Beautiful. Against a dark blue background, an explosion of flowers overwhelms a white vase. Overwhelms the viewer, too. The flowers, mostly white and yellow chrysanthemums, seem ready to burst from the canvas, run wild over the frame, spill onto the gallery floor. Spill, like Laure lies spilled.
Impossible. This painting can’t exist. But her body gives lie to that. He reads the plaque beside the painting:
"Bouquet of Flowers in a Vase: This still life is not mentioned in van Gogh’s letters and has puzzled scholars as to its place in his artistic production. Most certainly a late work and possibly the Museum’s first painting from his Auvers period (May-July 1890)"
Yes, most certainly a late work, he thinks. Very late. ...
by Douglas Smith
Aurora Award Winner
In the beginning of things, men were as animals and animals as men.-- Cree legend
Vera made a warding sign as I entered the store, my hound Gelert trailing behind me. She pretended to wipe her hands on her faded blue apron, but I caught the dance of her fingers.
“Hello, Vera. It’s been a while,” I said.
“Yes, yes it has, Mr. Blaidd,” she said too quickly, not returning my smile. Turning from where she’d been refilling a food bin, she addressed her husband. “I gotta check something in the back, Ed.” Almost running, she slipped behind the long wooden counter and into the storeroom at the rear of the store.
Edward Two Rivers leaned on the counter beside the cash register, a newspaper spread in front of him, his long gray hair spilling onto the pages. He watched her leave then smiled at me.
“Ouch,” I said.
“You still spook her,” he chuckled.
“Are you going to run and hide too?” I asked, grinning.
The black eyes narrowed, but his smile remained. “Vera's a white woman. My people have told legends of the Herok’a for generations, Grey Legs. I grew up with those stories. I've known others of your kind...and I think I still know you.” ...
Going Down to Lucky Town
by Douglas Smith
If the friends and enemies of Charles Tobias Perlman could agree on one thing, it was this--you never bet against Charlie the Pearl.
And if his enemies numbered higher than his friends, well, Charlie just put it down to the life he had lived. A life that did not appear, at that particular moment, as if it would be lived much longer.

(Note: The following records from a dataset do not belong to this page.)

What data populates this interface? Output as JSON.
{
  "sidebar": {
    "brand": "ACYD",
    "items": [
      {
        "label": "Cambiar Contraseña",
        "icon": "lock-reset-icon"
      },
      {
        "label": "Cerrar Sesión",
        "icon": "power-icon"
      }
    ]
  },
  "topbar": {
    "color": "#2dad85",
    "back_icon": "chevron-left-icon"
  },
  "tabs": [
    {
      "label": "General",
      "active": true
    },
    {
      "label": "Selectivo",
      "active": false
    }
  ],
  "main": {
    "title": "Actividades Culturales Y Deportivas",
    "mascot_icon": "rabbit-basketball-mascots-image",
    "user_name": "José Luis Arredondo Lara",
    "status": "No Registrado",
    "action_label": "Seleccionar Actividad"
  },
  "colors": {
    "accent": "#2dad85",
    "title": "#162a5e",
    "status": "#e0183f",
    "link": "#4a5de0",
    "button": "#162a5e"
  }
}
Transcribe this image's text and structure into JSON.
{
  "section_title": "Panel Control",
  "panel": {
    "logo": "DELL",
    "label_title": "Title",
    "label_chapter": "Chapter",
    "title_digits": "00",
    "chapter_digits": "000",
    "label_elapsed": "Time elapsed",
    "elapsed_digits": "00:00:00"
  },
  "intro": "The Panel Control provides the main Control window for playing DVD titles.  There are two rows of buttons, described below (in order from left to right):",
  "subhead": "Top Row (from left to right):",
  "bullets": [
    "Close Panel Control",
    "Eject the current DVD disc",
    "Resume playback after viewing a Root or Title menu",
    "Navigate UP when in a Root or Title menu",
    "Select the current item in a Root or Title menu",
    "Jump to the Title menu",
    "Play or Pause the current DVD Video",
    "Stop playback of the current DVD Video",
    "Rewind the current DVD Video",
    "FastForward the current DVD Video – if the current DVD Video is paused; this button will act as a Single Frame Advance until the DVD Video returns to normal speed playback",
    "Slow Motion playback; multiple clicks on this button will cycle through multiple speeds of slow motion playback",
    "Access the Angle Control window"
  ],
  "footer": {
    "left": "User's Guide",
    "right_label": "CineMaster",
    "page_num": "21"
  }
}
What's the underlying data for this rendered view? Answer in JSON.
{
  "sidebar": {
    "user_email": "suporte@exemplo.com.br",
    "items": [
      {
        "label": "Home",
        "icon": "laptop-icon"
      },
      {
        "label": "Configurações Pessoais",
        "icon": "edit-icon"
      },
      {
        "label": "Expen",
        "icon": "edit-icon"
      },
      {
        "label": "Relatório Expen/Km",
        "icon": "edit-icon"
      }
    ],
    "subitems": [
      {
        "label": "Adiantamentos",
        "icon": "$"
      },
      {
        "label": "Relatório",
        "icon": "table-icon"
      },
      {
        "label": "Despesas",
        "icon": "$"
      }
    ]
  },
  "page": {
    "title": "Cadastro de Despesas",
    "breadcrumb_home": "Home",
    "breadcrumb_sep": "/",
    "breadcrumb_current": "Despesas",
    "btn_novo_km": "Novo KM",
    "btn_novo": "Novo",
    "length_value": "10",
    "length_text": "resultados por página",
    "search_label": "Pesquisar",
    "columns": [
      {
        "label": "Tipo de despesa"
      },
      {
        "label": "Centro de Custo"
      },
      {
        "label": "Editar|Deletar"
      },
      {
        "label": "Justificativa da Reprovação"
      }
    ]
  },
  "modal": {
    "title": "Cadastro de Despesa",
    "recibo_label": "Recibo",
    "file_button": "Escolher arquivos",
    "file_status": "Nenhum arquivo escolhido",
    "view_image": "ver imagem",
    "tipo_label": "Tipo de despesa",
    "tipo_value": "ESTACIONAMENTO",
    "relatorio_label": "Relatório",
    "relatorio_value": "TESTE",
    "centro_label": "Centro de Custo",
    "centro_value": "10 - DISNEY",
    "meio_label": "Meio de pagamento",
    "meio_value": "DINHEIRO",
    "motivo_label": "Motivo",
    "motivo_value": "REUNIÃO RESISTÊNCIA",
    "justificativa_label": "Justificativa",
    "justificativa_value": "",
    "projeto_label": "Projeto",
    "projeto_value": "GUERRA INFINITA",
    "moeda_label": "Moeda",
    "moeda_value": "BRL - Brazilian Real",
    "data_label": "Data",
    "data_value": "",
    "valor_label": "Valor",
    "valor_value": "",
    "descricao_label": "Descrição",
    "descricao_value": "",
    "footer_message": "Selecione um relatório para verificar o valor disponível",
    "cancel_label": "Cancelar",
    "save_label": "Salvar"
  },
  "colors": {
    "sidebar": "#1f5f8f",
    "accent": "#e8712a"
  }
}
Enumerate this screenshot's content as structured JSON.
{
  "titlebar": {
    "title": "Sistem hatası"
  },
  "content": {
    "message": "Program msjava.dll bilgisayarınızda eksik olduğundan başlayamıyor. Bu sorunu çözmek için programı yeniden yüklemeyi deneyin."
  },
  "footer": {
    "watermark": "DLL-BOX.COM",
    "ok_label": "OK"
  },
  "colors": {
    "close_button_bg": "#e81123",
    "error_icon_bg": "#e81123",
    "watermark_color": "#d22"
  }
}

He lay in the dirt behind the Canadian National Exhibition in Toronto on a beautiful August evening of 1967. His mouth was bleeding and his head throbbing from the beating just delivered by Eddie Fenton, his former partner-in-crime who was now taking out a gun.
Reaching down, Eddie pulled the big pearl stickpin from Charlie’s tie. He polished it with a couple of rubs on his paisley shirt, then stuck it in the lapel of his dirty denim jacket.
Charlie looked up at him, licking blood from his lips. “That,” he commented, “looks ridiculous.”
"Shaddup.” Eddie aimed the revolver at Charlie’s head. “Payback time, old man. Looks like my lucky day.”
Recent events ran through Charlie’s head faster than a drugged filly. He spat out a broken tooth and chuckled. “Kid, you know absolutely nothing about luck.”
Eddie laughed. “And you do? Lying bleeding in the dirt and about to eat a bullet?” He pulled back the hammer with a click that sounded like two dice knocking together. “You got nothing left to teach me, pops.”
With an amazing degree of detachment, Charlie watched Eddie’s finger tighten on the trigger. “Trust me, kid,” Charlie said quietly, “I'm about to give you one last lesson.”
It had all started four weeks ago. ...